Yes, you read that right. In another sign of how municipalities must cope with the lack of community resources to ensure the necessary access of their citizens to a quality education. The mayor of Akron, Ohio
Has proposed leasing the city-owned sewage system to a private contractor for up to $200 million and using the money to finance college scholarships for Akron’s public high school graduates.
He said money for the scholarships would help students attend the University of Akron or a trade school in the city, and turning over the system to a contractor would include rate caps and service guarantees.

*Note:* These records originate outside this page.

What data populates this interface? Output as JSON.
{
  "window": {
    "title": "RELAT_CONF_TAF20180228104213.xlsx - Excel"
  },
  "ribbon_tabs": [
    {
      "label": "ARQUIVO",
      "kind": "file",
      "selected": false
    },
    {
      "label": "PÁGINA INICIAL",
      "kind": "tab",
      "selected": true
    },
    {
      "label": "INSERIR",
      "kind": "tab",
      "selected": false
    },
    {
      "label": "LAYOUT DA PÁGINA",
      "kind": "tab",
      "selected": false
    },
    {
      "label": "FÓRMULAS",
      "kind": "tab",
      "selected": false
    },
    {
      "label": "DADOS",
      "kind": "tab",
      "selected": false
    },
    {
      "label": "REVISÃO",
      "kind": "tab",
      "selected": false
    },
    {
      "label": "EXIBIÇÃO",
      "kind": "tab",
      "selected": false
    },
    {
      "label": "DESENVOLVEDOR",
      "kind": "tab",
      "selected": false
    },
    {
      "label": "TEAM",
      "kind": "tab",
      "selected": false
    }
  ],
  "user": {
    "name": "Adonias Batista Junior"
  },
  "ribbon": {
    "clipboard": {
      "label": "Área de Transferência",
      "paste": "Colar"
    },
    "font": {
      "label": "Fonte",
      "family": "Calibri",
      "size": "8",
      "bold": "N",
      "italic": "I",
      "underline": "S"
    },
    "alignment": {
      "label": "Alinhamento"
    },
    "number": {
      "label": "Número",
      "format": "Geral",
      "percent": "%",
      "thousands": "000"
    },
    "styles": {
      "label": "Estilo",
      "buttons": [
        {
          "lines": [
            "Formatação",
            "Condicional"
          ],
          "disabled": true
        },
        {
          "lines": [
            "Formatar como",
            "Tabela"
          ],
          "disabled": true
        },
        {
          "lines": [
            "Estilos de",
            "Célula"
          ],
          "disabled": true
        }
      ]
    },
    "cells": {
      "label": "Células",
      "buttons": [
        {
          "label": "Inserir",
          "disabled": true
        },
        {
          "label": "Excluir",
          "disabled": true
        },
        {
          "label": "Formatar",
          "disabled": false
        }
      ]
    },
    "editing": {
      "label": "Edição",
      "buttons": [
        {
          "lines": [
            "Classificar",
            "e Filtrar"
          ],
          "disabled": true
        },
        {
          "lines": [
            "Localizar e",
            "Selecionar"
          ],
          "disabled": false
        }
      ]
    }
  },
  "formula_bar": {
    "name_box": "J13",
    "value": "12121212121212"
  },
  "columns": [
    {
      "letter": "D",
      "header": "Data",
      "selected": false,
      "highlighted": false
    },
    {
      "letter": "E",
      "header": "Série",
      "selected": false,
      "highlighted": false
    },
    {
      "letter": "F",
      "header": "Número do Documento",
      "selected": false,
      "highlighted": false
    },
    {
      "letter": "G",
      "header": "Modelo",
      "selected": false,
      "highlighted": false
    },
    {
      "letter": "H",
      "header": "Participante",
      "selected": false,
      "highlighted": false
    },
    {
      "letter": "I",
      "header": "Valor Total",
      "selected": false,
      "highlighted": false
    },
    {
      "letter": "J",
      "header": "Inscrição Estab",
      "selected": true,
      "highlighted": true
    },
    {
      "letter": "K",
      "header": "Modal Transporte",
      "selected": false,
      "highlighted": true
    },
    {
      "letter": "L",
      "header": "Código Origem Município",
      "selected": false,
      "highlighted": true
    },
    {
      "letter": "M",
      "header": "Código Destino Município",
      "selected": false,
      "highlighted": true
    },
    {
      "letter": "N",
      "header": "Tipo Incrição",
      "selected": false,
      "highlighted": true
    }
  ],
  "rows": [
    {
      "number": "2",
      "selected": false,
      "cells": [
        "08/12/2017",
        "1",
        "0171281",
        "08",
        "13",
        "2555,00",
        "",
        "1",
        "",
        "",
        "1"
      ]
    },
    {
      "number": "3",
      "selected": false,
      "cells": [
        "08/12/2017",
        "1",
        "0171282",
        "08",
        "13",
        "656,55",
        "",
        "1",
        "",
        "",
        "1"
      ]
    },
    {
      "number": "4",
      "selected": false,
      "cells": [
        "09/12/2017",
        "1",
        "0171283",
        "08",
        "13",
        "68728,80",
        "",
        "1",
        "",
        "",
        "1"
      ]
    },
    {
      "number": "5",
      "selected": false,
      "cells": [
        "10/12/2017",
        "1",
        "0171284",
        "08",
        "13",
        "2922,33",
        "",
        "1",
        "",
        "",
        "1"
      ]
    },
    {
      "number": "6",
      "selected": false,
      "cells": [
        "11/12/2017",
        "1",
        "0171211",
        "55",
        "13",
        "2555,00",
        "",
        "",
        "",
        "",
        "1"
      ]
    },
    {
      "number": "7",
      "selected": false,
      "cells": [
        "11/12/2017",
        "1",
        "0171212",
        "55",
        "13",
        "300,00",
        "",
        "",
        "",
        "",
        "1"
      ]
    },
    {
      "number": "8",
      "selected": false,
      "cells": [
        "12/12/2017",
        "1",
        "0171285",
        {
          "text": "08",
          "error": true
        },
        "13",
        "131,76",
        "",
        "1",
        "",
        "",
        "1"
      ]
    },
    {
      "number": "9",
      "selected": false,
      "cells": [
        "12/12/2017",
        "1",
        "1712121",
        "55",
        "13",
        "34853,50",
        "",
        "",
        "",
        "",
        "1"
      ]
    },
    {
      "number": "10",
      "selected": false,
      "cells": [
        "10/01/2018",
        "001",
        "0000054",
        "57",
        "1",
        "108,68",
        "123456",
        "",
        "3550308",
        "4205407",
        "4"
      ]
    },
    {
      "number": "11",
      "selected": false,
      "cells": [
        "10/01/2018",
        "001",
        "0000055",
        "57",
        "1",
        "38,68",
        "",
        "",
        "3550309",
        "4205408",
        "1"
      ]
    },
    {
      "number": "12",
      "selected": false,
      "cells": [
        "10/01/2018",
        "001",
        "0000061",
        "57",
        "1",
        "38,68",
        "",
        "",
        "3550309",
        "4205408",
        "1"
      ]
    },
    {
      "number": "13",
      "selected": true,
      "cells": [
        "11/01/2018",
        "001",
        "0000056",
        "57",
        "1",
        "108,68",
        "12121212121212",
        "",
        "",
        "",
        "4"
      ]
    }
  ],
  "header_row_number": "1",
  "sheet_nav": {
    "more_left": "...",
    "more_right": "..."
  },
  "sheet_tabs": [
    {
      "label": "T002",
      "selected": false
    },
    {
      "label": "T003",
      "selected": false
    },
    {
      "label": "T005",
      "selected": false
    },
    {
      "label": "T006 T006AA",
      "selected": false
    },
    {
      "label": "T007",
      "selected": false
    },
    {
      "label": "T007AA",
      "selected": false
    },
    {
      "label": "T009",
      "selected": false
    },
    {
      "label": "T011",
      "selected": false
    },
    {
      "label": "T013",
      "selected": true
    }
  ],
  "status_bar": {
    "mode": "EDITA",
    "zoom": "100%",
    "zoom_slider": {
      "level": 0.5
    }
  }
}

Plusquellic said the plan would address brain drain — a migration of talented students out of the city. The city’s population also has dropped 4 percent, to 207,934, since 2000 because of a decline in the manufacturing industry.
Plusquellic’s plan is a twist on programs in other U.S. cities, including Kalamazoo, Mich., that offer scholarships to students with the hope that they eventually stay. But the National Association of Student Financial Aid Administrators knows of no other program that leases a sewage system to pay for college scholarships.
Are band-aid solutions going to remain the “go to” panacea for public education in America?